Banks had to find some way to offset the tens of billions they lost on their idiotic mortgage bets, and the taxpayer bailouts weren't quite cutting it. So they raised their overdraft fees.
US banks stand to collect a record $38.5bn in fees for customer overdrafts this year, with the bulk of the revenue coming from the most financially stretched consumers amid the deepest recession since the 1930s, according to research. The fees are nearly double those reported in 2000...
The most cash-strapped customers are the hardest hit by such fees, with 90 per cent of overdraft revenues coming from 10 per cent of the 130m checking accounts in the US
That works out to $126.61 per year for every man, woman, and child in the country.
(Photo: Dick Ireland / USGS)
California may be in the forefront in some environmental issues like alternative energy and recycling, but it is actually quite backwards when it comes to groundwater. Despite the long and severe drought, the state is bending to political pressure to allow farmers to withdraw groundwater to water their crops.
Felicity Barringer of The New York Times has the story:
Since 2006 the surface of the aquifer, in the Kaweah subbasin of the San Joaquin basin, has dropped 50 feet as farmers pumped deeper, Mr. Watte says. Some of his pumps no longer reach far enough to bringany water to the surface.

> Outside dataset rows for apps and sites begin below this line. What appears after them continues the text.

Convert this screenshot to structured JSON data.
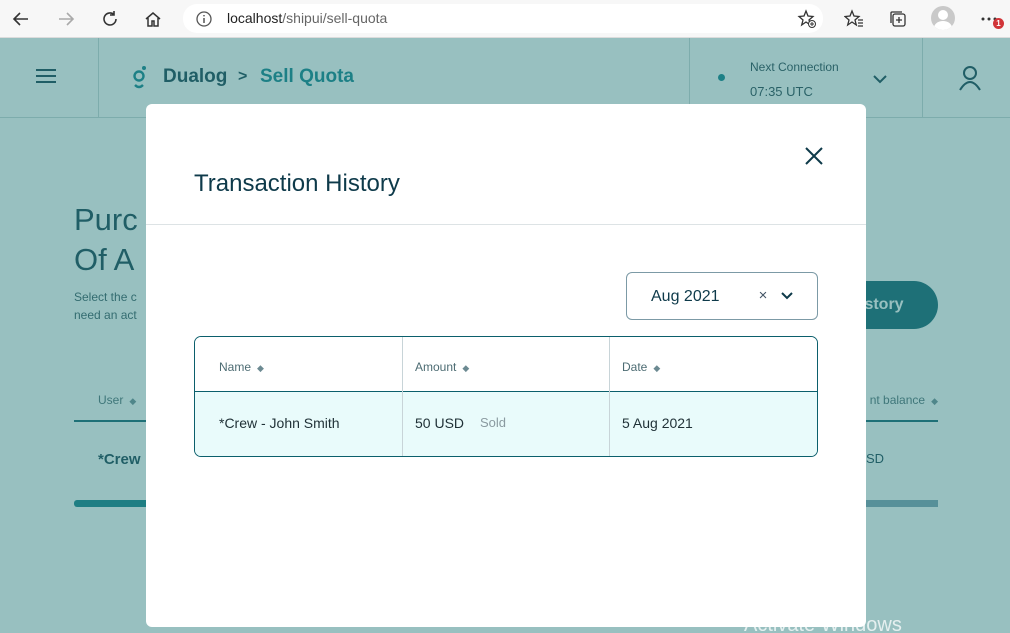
{
  "browser": {
    "url_host": "localhost",
    "url_path": "/shipui/sell-quota",
    "notification_count": "1"
  },
  "app": {
    "brand": "Dualog",
    "breadcrumb_separator": ">",
    "breadcrumb_current": "Sell Quota",
    "connection_label": "Next Connection",
    "connection_time": "07:35 UTC",
    "page_title_line1": "Purc",
    "page_title_line2": "Of A",
    "page_desc_line1": "Select the c",
    "page_desc_line2": "need an act",
    "history_button_label": "istory",
    "bg_table": {
      "col_user": "User",
      "col_balance": "nt balance",
      "row_user": "*Crew",
      "row_balance": "SD"
    }
  },
  "modal": {
    "title": "Transaction History",
    "month_filter": "Aug 2021",
    "clear_symbol": "×",
    "table": {
      "headers": [
        "Name",
        "Amount",
        "Date"
      ],
      "rows": [
        {
          "name": "*Crew - John Smith",
          "amount": "50 USD",
          "status": "Sold",
          "date": "5 Aug 2021"
        }
      ]
    }
  },
  "os": {
    "watermark": "Activate Windows"
  },
  "colors": {
    "primary": "#0b5f6c",
    "accent": "#087e8b",
    "row_highlight": "#e9fbfb",
    "overlay": "#6aa8a8"
  }
}
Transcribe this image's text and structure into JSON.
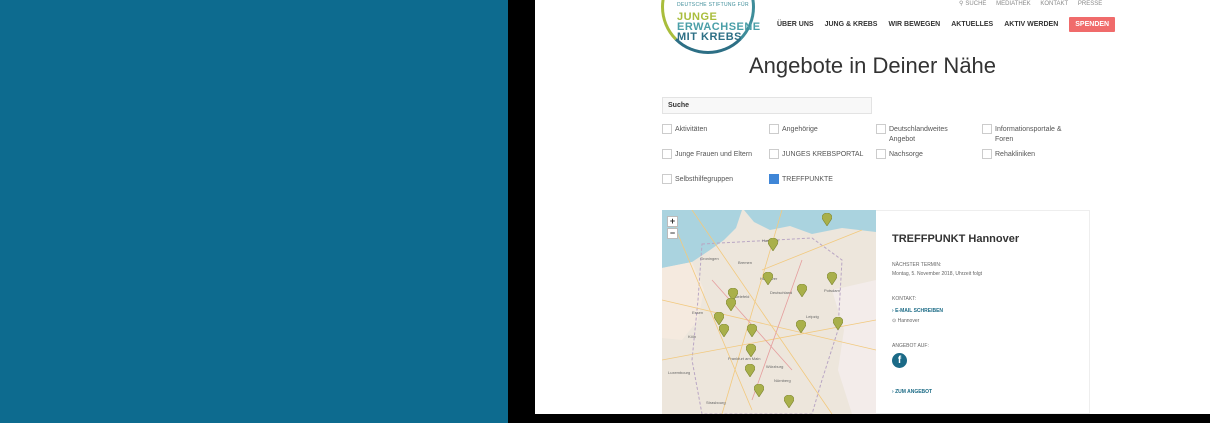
{
  "logo": {
    "top_text": "DEUTSCHE STIFTUNG FÜR",
    "line1": "JUNGE",
    "line2": "ERWACHSENE",
    "line3": "MIT KREBS"
  },
  "top_links": {
    "search": "SUCHE",
    "mediathek": "MEDIATHEK",
    "kontakt": "KONTAKT",
    "presse": "PRESSE"
  },
  "main_nav": [
    "ÜBER UNS",
    "JUNG & KREBS",
    "WIR BEWEGEN",
    "AKTUELLES",
    "AKTIV WERDEN"
  ],
  "spenden_label": "SPENDEN",
  "page_title": "Angebote in Deiner Nähe",
  "search_label": "Suche",
  "filters": [
    {
      "label": "Aktivitäten",
      "checked": false
    },
    {
      "label": "Angehörige",
      "checked": false
    },
    {
      "label": "Deutschlandweites Angebot",
      "checked": false
    },
    {
      "label": "Informationsportale & Foren",
      "checked": false
    },
    {
      "label": "Junge Frauen und Eltern",
      "checked": false
    },
    {
      "label": "JUNGES KREBSPORTAL",
      "checked": false
    },
    {
      "label": "Nachsorge",
      "checked": false
    },
    {
      "label": "Rehakliniken",
      "checked": false
    },
    {
      "label": "Selbsthilfegruppen",
      "checked": false
    },
    {
      "label": "TREFFPUNKTE",
      "checked": true
    }
  ],
  "map": {
    "zoom_in": "+",
    "zoom_out": "−",
    "labels": [
      "Hamburg",
      "Bremen",
      "Groningen",
      "Hannover",
      "Deutschland",
      "Potsdam",
      "Leipzig",
      "Frankfurt am Main",
      "Nürnberg",
      "Strasbourg",
      "Luxembourg",
      "Würzburg",
      "Bielefeld",
      "Essen",
      "Köln"
    ],
    "marker_color": "#a9b04a"
  },
  "detail": {
    "title": "TREFFPUNKT Hannover",
    "next_label": "NÄCHSTER TERMIN:",
    "next_value": "Montag, 5. November 2018, Uhrzeit folgt",
    "contact_label": "KONTAKT:",
    "email_link": "E-MAIL SCHREIBEN",
    "location": "Hannover",
    "offer_label": "ANGEBOT AUF:",
    "facebook_letter": "f",
    "more_link": "ZUM ANGEBOT"
  },
  "colors": {
    "background": "#0d6b8f",
    "accent": "#1a6a85",
    "spenden": "#f06b6b",
    "checkbox_on": "#3f86d7"
  }
}
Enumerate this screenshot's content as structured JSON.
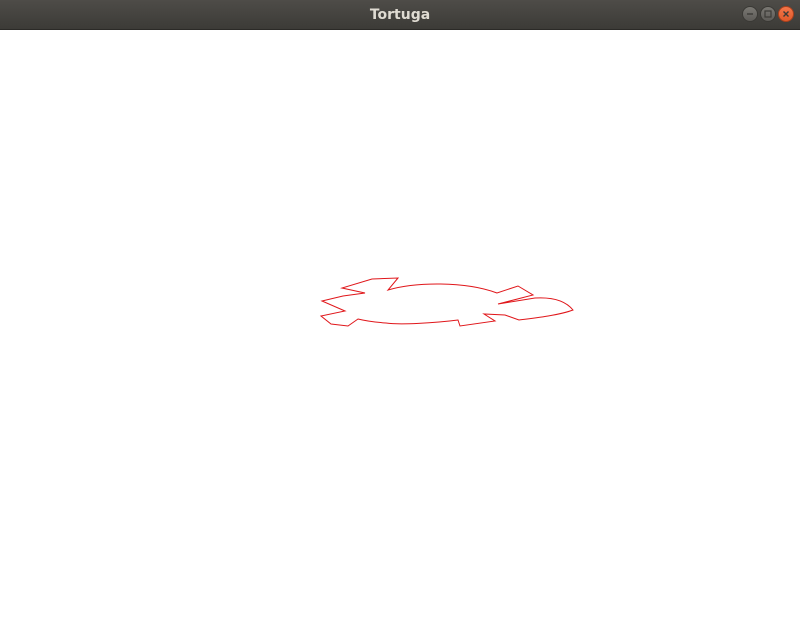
{
  "window": {
    "title": "Tortuga",
    "controls": {
      "minimize_icon": "minimize-icon",
      "maximize_icon": "maximize-icon",
      "close_icon": "close-icon"
    }
  },
  "canvas": {
    "background": "#ffffff",
    "drawing": {
      "shape": "turtle-outline",
      "stroke_color": "#e0161a"
    }
  }
}
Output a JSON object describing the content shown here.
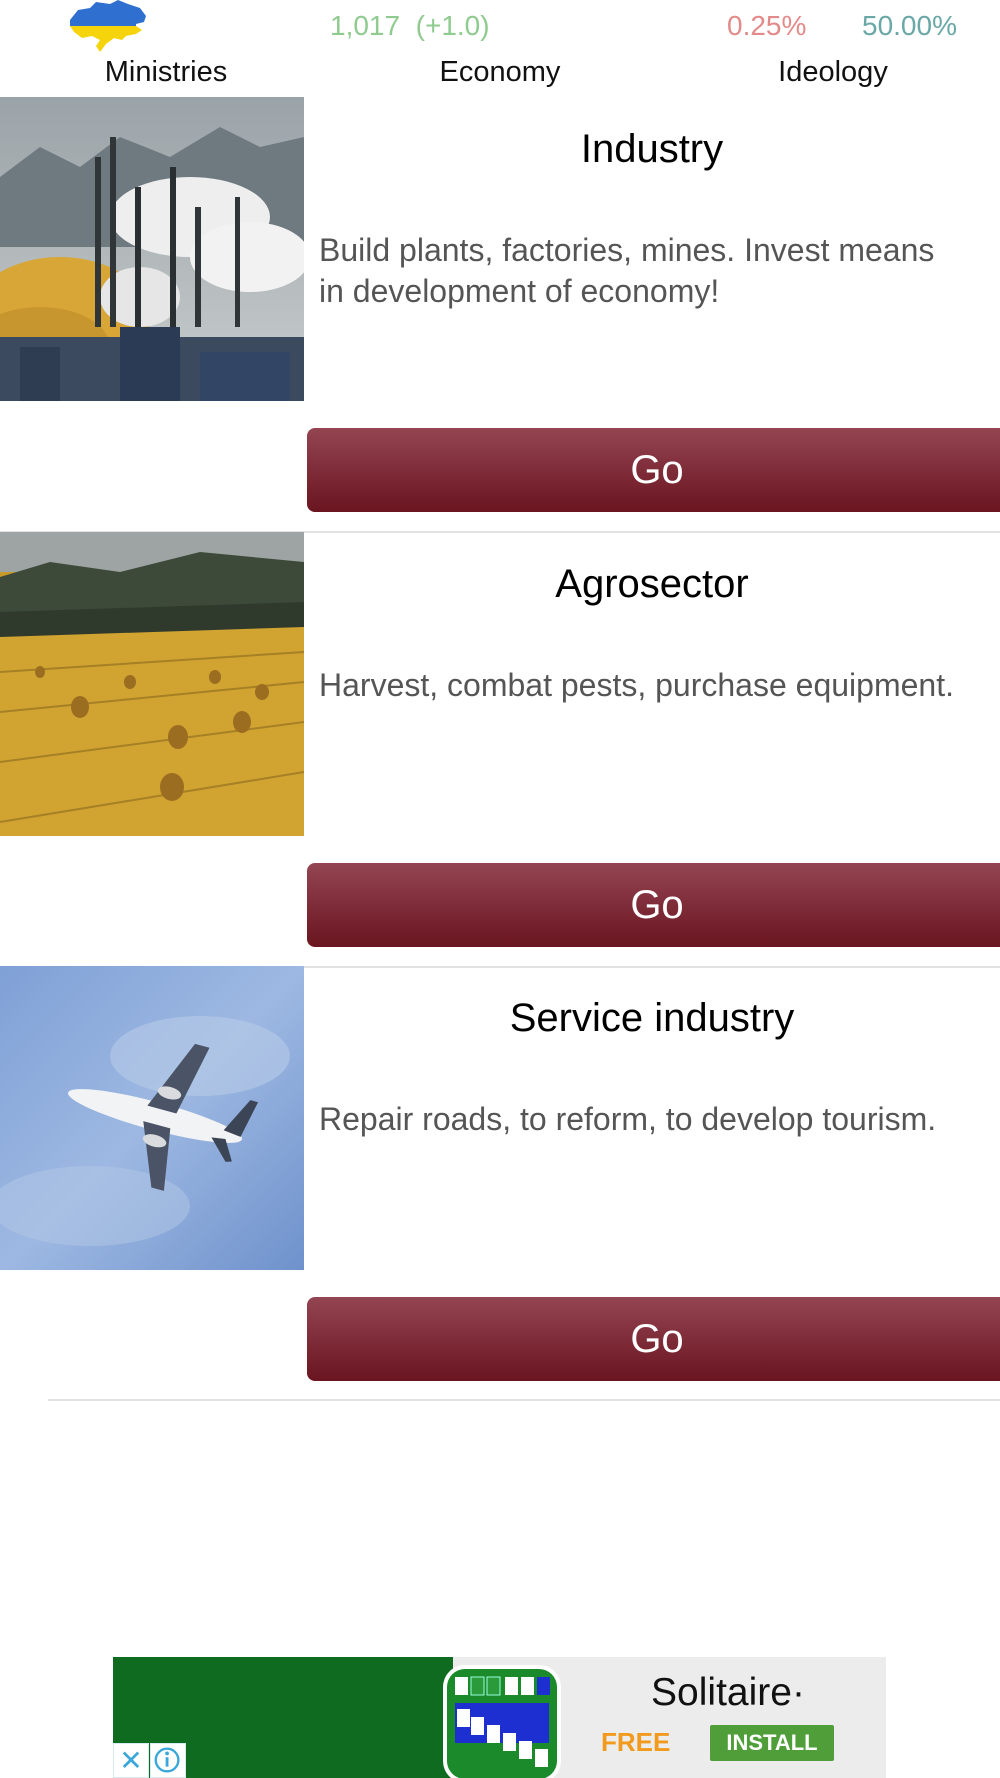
{
  "header": {
    "tabs": [
      {
        "label": "Ministries"
      },
      {
        "label": "Economy"
      },
      {
        "label": "Ideology"
      }
    ],
    "stats": {
      "money": "1,017",
      "money_change": "(+1.0)",
      "stat_a": "0.25%",
      "stat_b": "50.00%"
    },
    "icon": "ukraine-map-icon"
  },
  "sections": [
    {
      "title": "Industry",
      "description": "Build plants, factories, mines. Invest means in development of economy!",
      "button": "Go",
      "image": "industry-photo"
    },
    {
      "title": "Agrosector",
      "description": "Harvest, combat pests, purchase equipment.",
      "button": "Go",
      "image": "hay-field-photo"
    },
    {
      "title": "Service industry",
      "description": "Repair roads, to reform, to develop tourism.",
      "button": "Go",
      "image": "airplane-photo"
    }
  ],
  "ad": {
    "title": "Solitaire·",
    "price": "FREE",
    "install": "INSTALL",
    "close_glyph": "✕"
  },
  "colors": {
    "button_top": "#944552",
    "button_bottom": "#6a1520",
    "money_green": "#8fcb8f",
    "stat_red": "#e38a8a",
    "stat_teal": "#6aa7a7"
  }
}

If he lived in almost any other state in the arid Southwest, Mr. Watte could be required to report his withdrawals of groundwater or even reduce them. But to California’s farmers and developers, that is anathema. “I don’t want the government to come in and dictate to us, ‘This is all the water you can use on your own land,’ ” said Mr. Watte, 57. “We would resist that to our dying day.”
Older Californians are quick to recall more severe droughts. Heavy groundwater pumping in the 1940s, ’50s and ’60s caused large overdrafts, meaning the groundwater pumped out exceeded the natural recharge of water percolating down from the surface. Some water tables dropped 400 feet; in some areas the ground itself sank as much as 50 feet.
The interesting photo above comes via the United States Geological Survey. It depicts USGS scientist Joe Poland showing subsidence (or sinking) of the land in the San Joaquin Valley from 1925 to 1977. The sign shows where the land level was at that year.